**Component data from apps and pages:**
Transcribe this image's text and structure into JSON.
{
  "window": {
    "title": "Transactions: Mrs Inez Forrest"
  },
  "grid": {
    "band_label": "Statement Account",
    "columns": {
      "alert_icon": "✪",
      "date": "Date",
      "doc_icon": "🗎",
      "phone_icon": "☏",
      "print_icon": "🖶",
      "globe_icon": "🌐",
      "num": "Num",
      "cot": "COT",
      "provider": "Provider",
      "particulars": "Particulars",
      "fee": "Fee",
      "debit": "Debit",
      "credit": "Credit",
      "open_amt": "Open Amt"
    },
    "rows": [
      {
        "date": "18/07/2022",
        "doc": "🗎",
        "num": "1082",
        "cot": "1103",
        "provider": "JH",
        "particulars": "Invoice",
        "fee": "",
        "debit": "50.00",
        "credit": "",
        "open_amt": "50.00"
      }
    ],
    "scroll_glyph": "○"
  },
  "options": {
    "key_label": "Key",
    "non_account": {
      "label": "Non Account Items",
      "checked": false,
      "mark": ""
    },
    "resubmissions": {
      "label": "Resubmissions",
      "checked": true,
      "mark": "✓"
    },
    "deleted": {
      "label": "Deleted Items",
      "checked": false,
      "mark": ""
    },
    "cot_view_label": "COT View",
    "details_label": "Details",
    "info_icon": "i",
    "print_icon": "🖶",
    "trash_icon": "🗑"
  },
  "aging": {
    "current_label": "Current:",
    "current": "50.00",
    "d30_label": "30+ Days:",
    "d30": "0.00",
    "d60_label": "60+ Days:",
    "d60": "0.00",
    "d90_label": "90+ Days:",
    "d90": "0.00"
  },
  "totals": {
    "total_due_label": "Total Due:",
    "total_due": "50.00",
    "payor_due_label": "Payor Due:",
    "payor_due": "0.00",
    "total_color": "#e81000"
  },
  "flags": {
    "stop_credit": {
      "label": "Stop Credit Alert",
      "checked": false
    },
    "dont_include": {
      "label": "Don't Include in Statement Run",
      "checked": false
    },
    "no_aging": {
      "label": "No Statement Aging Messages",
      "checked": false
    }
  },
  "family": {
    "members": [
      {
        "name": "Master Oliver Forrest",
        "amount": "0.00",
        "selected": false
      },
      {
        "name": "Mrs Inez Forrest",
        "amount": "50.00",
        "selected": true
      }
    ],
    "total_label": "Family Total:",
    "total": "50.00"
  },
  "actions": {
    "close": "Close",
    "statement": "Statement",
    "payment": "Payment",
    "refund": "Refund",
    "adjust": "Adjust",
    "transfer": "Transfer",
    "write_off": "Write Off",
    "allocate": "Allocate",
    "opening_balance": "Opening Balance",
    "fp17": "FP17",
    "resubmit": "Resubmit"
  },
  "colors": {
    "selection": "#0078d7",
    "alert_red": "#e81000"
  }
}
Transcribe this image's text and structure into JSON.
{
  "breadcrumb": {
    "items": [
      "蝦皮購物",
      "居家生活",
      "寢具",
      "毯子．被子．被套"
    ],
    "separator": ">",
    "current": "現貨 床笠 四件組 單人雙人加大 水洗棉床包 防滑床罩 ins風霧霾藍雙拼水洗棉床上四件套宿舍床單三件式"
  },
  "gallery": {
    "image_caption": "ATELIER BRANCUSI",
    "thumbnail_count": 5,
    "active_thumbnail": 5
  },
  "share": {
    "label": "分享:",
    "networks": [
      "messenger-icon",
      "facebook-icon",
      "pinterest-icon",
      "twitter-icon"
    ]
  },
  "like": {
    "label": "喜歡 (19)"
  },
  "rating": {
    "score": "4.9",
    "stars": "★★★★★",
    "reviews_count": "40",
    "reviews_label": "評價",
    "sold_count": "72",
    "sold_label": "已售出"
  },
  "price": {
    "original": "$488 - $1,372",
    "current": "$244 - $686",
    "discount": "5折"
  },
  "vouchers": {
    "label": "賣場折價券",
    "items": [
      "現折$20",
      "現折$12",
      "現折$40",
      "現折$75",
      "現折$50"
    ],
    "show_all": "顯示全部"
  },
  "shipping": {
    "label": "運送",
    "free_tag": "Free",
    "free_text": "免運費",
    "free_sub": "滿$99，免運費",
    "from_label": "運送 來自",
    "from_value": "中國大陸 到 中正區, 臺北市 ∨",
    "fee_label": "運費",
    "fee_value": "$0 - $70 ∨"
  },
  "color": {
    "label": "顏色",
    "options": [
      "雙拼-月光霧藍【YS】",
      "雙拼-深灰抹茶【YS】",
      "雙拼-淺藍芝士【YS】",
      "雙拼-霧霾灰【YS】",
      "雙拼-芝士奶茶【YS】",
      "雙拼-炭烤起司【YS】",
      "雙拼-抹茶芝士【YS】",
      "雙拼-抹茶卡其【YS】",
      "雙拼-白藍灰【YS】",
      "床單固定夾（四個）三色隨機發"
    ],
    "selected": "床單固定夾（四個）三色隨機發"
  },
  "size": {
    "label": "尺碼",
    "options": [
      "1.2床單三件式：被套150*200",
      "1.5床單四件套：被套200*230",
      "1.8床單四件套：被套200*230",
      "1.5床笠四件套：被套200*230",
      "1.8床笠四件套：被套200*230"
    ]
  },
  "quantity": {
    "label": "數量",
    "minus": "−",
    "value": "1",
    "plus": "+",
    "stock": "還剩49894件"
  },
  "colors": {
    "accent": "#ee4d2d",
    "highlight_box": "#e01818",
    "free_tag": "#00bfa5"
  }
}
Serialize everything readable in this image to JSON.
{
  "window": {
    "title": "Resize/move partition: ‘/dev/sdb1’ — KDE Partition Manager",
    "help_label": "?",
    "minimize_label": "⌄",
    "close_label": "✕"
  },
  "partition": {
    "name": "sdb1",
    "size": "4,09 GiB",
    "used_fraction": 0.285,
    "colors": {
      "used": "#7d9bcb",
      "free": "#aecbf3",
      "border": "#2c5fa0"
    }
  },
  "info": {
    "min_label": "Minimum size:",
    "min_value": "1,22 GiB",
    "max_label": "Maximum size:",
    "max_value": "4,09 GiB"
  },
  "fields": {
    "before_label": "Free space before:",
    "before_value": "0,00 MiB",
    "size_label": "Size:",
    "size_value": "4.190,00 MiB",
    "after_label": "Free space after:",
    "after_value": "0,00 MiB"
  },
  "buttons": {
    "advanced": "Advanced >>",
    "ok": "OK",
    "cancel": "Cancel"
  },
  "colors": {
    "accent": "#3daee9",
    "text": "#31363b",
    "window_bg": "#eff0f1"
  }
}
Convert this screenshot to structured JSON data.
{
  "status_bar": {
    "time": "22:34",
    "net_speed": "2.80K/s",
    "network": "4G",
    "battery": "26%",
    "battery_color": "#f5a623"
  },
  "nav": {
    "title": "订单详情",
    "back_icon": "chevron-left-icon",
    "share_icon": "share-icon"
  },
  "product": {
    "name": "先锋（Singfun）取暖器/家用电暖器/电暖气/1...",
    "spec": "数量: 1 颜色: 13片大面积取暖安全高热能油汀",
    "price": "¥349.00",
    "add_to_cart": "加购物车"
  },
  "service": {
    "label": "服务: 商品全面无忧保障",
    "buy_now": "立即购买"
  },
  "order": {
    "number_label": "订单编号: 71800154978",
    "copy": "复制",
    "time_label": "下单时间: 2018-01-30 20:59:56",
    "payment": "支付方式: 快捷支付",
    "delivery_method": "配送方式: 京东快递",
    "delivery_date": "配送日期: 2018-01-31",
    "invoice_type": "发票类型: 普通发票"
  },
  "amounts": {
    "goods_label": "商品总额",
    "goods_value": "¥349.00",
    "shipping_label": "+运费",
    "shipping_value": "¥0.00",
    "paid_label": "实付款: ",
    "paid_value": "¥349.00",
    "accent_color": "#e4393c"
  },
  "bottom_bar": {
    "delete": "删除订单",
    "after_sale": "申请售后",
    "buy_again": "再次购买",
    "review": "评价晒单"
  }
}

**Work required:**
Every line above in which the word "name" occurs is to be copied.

**Result for this task:**
        "name": "Master Oliver Forrest",
        "name": "Mrs Inez Forrest",
    "name": "sdb1",
    "name": "先锋（Singfun）取暖器/家用电暖器/电暖气/1...",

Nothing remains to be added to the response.